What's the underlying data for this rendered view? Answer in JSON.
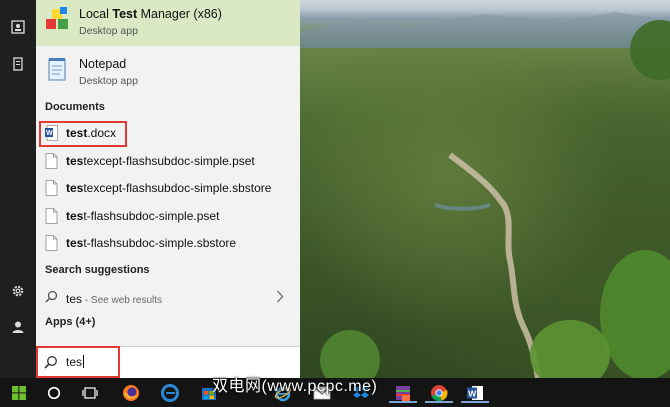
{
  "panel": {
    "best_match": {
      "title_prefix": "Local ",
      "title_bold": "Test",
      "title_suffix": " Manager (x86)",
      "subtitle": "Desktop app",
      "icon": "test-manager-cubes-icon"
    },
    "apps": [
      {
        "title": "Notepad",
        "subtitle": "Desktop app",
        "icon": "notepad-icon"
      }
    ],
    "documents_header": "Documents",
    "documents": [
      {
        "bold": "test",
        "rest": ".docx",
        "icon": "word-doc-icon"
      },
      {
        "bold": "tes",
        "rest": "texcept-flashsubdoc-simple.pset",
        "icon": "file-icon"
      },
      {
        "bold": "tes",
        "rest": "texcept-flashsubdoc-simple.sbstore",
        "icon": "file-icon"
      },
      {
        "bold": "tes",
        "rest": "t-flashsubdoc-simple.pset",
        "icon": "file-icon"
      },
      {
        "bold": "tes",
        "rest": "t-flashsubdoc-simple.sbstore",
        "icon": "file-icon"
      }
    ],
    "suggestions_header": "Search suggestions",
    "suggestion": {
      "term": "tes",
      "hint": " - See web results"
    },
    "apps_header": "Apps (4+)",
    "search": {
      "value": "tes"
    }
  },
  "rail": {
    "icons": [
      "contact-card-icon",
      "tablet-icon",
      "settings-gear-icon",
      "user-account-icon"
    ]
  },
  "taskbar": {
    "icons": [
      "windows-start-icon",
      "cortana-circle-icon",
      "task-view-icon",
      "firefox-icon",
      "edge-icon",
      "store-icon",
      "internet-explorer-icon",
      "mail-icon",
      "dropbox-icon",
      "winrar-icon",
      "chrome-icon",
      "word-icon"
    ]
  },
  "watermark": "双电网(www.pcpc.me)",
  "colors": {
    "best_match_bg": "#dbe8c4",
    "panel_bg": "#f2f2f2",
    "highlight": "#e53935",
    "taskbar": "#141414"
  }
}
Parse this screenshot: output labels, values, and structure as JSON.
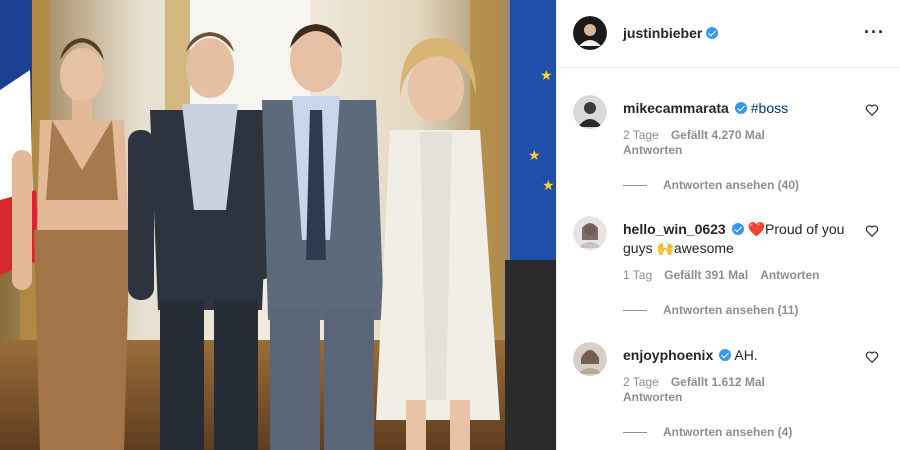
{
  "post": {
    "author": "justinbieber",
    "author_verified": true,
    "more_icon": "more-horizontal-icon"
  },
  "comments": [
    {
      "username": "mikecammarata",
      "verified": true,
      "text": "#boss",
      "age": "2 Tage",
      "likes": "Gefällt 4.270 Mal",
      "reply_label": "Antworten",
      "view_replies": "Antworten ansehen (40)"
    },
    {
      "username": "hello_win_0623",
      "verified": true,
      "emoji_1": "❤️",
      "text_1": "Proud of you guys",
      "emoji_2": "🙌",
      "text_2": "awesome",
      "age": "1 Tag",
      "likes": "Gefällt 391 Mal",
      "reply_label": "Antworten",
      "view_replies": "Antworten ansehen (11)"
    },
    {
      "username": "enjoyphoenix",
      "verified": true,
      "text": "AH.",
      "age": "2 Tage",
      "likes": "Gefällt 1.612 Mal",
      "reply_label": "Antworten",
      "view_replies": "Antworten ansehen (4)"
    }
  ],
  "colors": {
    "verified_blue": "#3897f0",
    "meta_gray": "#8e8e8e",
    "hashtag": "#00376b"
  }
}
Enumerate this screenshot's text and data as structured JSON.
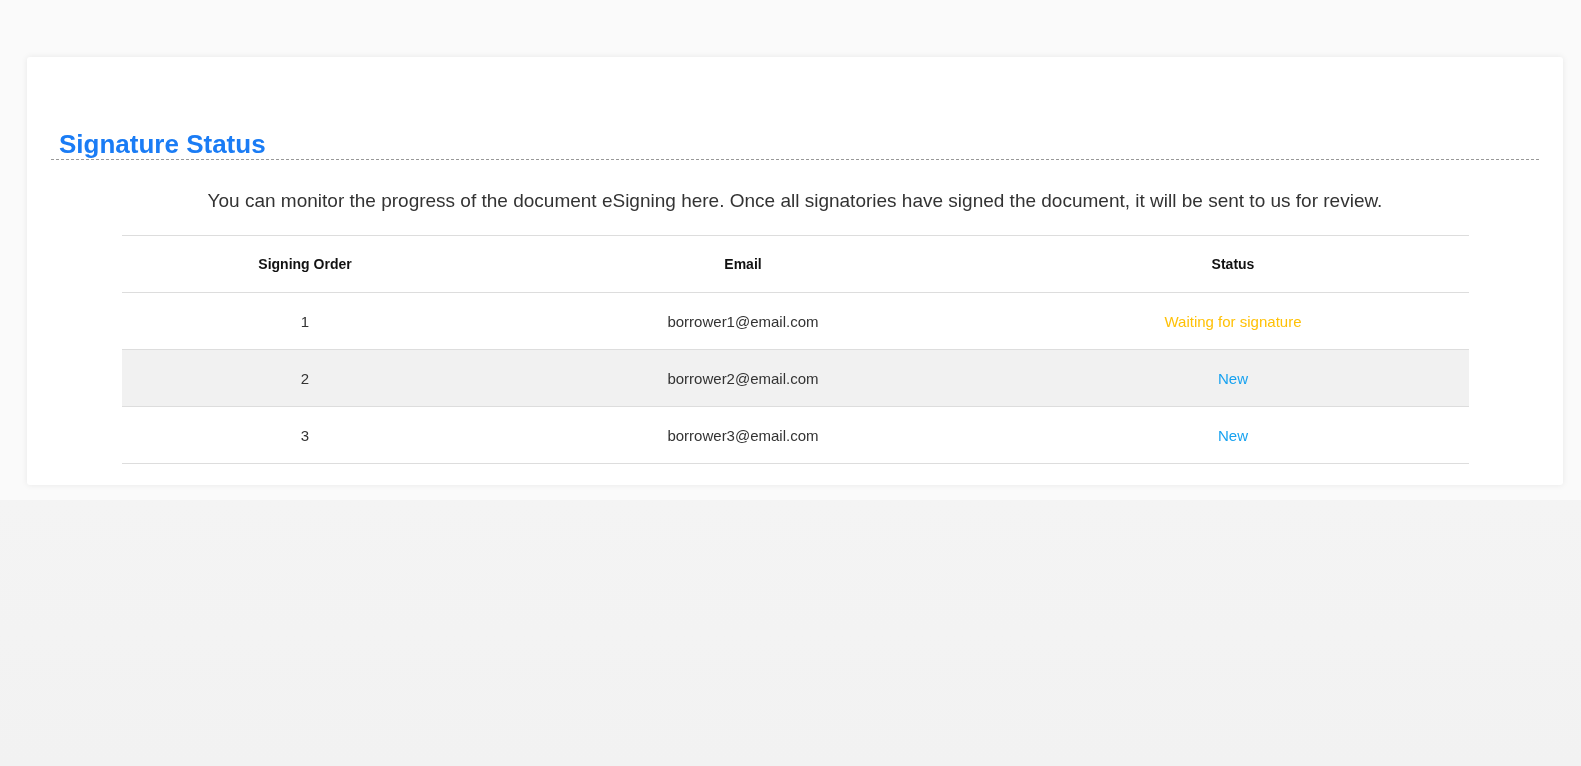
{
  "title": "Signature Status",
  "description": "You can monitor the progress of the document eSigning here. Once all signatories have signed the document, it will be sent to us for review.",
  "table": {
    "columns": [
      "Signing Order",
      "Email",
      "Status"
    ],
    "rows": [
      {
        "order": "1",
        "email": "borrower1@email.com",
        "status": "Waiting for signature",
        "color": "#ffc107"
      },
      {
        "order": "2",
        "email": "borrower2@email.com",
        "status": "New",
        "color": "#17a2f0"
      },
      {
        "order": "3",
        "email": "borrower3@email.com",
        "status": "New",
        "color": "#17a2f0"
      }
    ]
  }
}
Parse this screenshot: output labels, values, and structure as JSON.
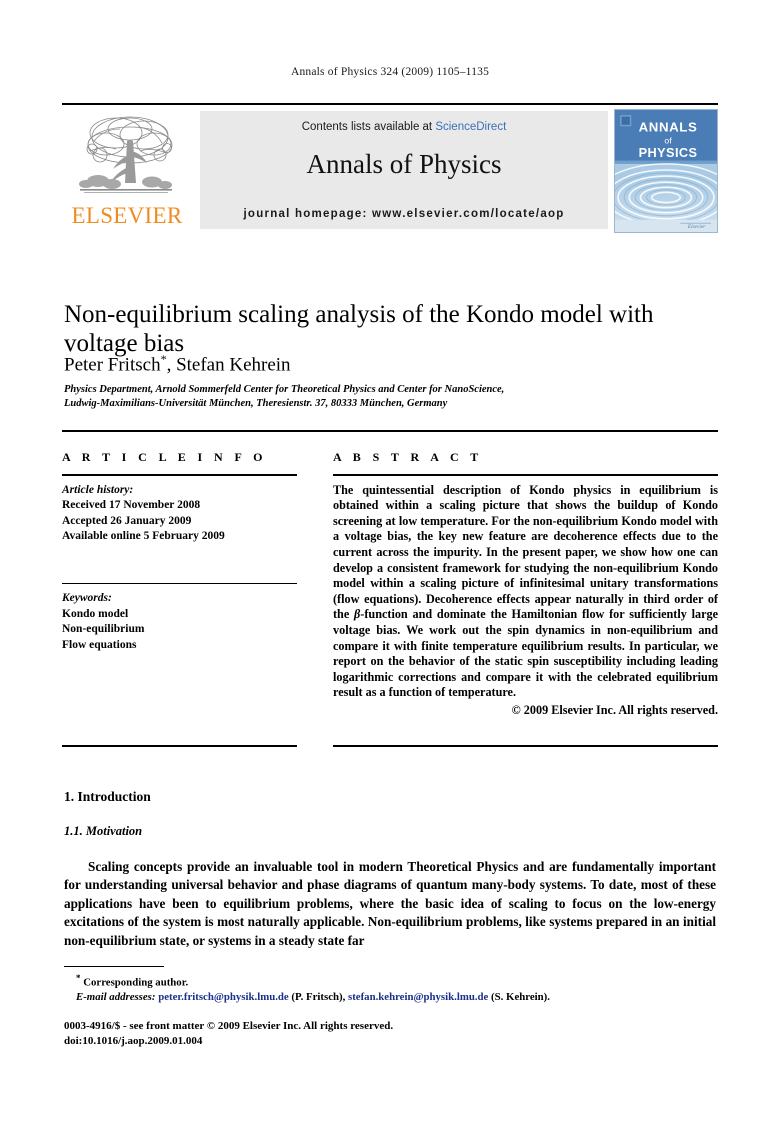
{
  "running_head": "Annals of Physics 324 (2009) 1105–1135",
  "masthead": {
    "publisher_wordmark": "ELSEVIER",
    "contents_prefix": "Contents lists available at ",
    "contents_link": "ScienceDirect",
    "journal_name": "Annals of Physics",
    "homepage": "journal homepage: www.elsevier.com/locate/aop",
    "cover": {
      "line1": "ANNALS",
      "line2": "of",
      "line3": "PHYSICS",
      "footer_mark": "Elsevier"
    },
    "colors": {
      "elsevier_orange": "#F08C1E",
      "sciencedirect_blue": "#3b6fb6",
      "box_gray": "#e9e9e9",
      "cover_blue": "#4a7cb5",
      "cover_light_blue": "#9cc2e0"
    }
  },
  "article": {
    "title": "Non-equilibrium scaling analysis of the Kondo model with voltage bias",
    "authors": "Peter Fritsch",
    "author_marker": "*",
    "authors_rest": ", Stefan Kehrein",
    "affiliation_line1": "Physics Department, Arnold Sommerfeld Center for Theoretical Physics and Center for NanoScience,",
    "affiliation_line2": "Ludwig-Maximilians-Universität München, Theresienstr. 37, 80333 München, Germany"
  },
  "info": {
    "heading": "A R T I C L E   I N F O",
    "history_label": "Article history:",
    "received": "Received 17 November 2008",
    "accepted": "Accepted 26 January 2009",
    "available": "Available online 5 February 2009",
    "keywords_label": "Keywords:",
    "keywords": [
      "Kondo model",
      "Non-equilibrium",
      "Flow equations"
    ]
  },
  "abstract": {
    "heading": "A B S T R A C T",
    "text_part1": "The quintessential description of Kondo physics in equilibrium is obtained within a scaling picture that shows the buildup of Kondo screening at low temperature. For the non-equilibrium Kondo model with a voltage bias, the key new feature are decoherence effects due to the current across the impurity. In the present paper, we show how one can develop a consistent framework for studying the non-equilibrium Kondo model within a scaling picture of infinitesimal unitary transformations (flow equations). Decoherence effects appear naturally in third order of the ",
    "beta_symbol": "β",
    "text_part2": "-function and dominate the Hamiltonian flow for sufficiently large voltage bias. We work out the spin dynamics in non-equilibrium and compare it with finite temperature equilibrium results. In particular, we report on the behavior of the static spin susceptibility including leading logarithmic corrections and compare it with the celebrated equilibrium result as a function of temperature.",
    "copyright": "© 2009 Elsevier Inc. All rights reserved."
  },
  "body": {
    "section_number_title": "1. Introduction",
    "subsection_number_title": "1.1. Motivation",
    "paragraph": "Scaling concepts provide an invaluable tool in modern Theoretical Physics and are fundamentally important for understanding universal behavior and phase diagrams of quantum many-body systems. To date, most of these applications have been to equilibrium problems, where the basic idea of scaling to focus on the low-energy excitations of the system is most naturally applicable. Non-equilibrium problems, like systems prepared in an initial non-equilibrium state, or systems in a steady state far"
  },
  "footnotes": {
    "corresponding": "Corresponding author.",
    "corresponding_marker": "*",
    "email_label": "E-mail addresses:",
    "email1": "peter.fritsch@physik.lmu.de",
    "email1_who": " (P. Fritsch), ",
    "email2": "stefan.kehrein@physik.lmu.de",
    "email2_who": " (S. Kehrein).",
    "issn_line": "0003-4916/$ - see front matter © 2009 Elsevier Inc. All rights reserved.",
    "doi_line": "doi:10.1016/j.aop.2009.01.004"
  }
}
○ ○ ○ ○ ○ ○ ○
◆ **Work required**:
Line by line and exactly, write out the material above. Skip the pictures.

◆ **Answer box**:
What's the underlying data for this rendered view? Answer in JSON.
{
  "panel": {
    "best_match": {
      "title_prefix": "Local ",
      "title_bold": "Test",
      "title_suffix": " Manager (x86)",
      "subtitle": "Desktop app",
      "icon": "test-manager-cubes-icon"
    },
    "apps": [
      {
        "title": "Notepad",
        "subtitle": "Desktop app",
        "icon": "notepad-icon"
      }
    ],
    "documents_header": "Documents",
    "documents": [
      {
        "bold": "test",
        "rest": ".docx",
        "icon": "word-doc-icon"
      },
      {
        "bold": "tes",
        "rest": "texcept-flashsubdoc-simple.pset",
        "icon": "file-icon"
      },
      {
        "bold": "tes",
        "rest": "texcept-flashsubdoc-simple.sbstore",
        "icon": "file-icon"
      },
      {
        "bold": "tes",
        "rest": "t-flashsubdoc-simple.pset",
        "icon": "file-icon"
      },
      {
        "bold": "tes",
        "rest": "t-flashsubdoc-simple.sbstore",
        "icon": "file-icon"
      }
    ],
    "suggestions_header": "Search suggestions",
    "suggestion": {
      "term": "tes",
      "hint": " - See web results"
    },
    "apps_header": "Apps (4+)",
    "search": {
      "value": "tes"
    }
  },
  "rail": {
    "icons": [
      "contact-card-icon",
      "tablet-icon",
      "settings-gear-icon",
      "user-account-icon"
    ]
  },
  "taskbar": {
    "icons": [
      "windows-start-icon",
      "cortana-circle-icon",
      "task-view-icon",
      "firefox-icon",
      "edge-icon",
      "store-icon",
      "internet-explorer-icon",
      "mail-icon",
      "dropbox-icon",
      "winrar-icon",
      "chrome-icon",
      "word-icon"
    ]
  },
  "watermark": "双电网(www.pcpc.me)",
  "colors": {
    "best_match_bg": "#dbe8c4",
    "panel_bg": "#f2f2f2",
    "highlight": "#e53935",
    "taskbar": "#141414"
  }
}
Parse this screenshot: output labels, values, and structure as JSON.
{
  "post": {
    "author": "justinbieber",
    "author_verified": true,
    "more_icon": "more-horizontal-icon"
  },
  "comments": [
    {
      "username": "mikecammarata",
      "verified": true,
      "text": "#boss",
      "age": "2 Tage",
      "likes": "Gefällt 4.270 Mal",
      "reply_label": "Antworten",
      "view_replies": "Antworten ansehen (40)"
    },
    {
      "username": "hello_win_0623",
      "verified": true,
      "emoji_1": "❤️",
      "text_1": "Proud of you guys",
      "emoji_2": "🙌",
      "text_2": "awesome",
      "age": "1 Tag",
      "likes": "Gefällt 391 Mal",
      "reply_label": "Antworten",
      "view_replies": "Antworten ansehen (11)"
    },
    {
      "username": "enjoyphoenix",
      "verified": true,
      "text": "AH.",
      "age": "2 Tage",
      "likes": "Gefällt 1.612 Mal",
      "reply_label": "Antworten",
      "view_replies": "Antworten ansehen (4)"
    }
  ],
  "colors": {
    "verified_blue": "#3897f0",
    "meta_gray": "#8e8e8e",
    "hashtag": "#00376b"
  }
}
Enumerate this screenshot's text and data as structured JSON.
{
  "title": "Signature Status",
  "description": "You can monitor the progress of the document eSigning here. Once all signatories have signed the document, it will be sent to us for review.",
  "table": {
    "columns": [
      "Signing Order",
      "Email",
      "Status"
    ],
    "rows": [
      {
        "order": "1",
        "email": "borrower1@email.com",
        "status": "Waiting for signature",
        "color": "#ffc107"
      },
      {
        "order": "2",
        "email": "borrower2@email.com",
        "status": "New",
        "color": "#17a2f0"
      },
      {
        "order": "3",
        "email": "borrower3@email.com",
        "status": "New",
        "color": "#17a2f0"
      }
    ]
  }
}
Parse this screenshot: output labels, values, and structure as JSON.
{
  "running_head": "Annals of Physics 324 (2009) 1105–1135",
  "masthead": {
    "publisher_wordmark": "ELSEVIER",
    "contents_prefix": "Contents lists available at ",
    "contents_link": "ScienceDirect",
    "journal_name": "Annals of Physics",
    "homepage": "journal homepage: www.elsevier.com/locate/aop",
    "cover": {
      "line1": "ANNALS",
      "line2": "of",
      "line3": "PHYSICS",
      "footer_mark": "Elsevier"
    },
    "colors": {
      "elsevier_orange": "#F08C1E",
      "sciencedirect_blue": "#3b6fb6",
      "box_gray": "#e9e9e9",
      "cover_blue": "#4a7cb5",
      "cover_light_blue": "#9cc2e0"
    }
  },
  "article": {
    "title": "Non-equilibrium scaling analysis of the Kondo model with voltage bias",
    "authors": "Peter Fritsch",
    "author_marker": "*",
    "authors_rest": ", Stefan Kehrein",
    "affiliation_line1": "Physics Department, Arnold Sommerfeld Center for Theoretical Physics and Center for NanoScience,",
    "affiliation_line2": "Ludwig-Maximilians-Universität München, Theresienstr. 37, 80333 München, Germany"
  },
  "info": {
    "heading": "A R T I C L E   I N F O",
    "history_label": "Article history:",
    "received": "Received 17 November 2008",
    "accepted": "Accepted 26 January 2009",
    "available": "Available online 5 February 2009",
    "keywords_label": "Keywords:",
    "keywords": [
      "Kondo model",
      "Non-equilibrium",
      "Flow equations"
    ]
  },
  "abstract": {
    "heading": "A B S T R A C T",
    "text_part1": "The quintessential description of Kondo physics in equilibrium is obtained within a scaling picture that shows the buildup of Kondo screening at low temperature. For the non-equilibrium Kondo model with a voltage bias, the key new feature are decoherence effects due to the current across the impurity. In the present paper, we show how one can develop a consistent framework for studying the non-equilibrium Kondo model within a scaling picture of infinitesimal unitary transformations (flow equations). Decoherence effects appear naturally in third order of the ",
    "beta_symbol": "β",
    "text_part2": "-function and dominate the Hamiltonian flow for sufficiently large voltage bias. We work out the spin dynamics in non-equilibrium and compare it with finite temperature equilibrium results. In particular, we report on the behavior of the static spin susceptibility including leading logarithmic corrections and compare it with the celebrated equilibrium result as a function of temperature.",
    "copyright": "© 2009 Elsevier Inc. All rights reserved."
  },
  "body": {
    "section_number_title": "1. Introduction",
    "subsection_number_title": "1.1. Motivation",
    "paragraph": "Scaling concepts provide an invaluable tool in modern Theoretical Physics and are fundamentally important for understanding universal behavior and phase diagrams of quantum many-body systems. To date, most of these applications have been to equilibrium problems, where the basic idea of scaling to focus on the low-energy excitations of the system is most naturally applicable. Non-equilibrium problems, like systems prepared in an initial non-equilibrium state, or systems in a steady state far"
  },
  "footnotes": {
    "corresponding": "Corresponding author.",
    "corresponding_marker": "*",
    "email_label": "E-mail addresses:",
    "email1": "peter.fritsch@physik.lmu.de",
    "email1_who": " (P. Fritsch), ",
    "email2": "stefan.kehrein@physik.lmu.de",
    "email2_who": " (S. Kehrein).",
    "issn_line": "0003-4916/$ - see front matter © 2009 Elsevier Inc. All rights reserved.",
    "doi_line": "doi:10.1016/j.aop.2009.01.004"
  }
}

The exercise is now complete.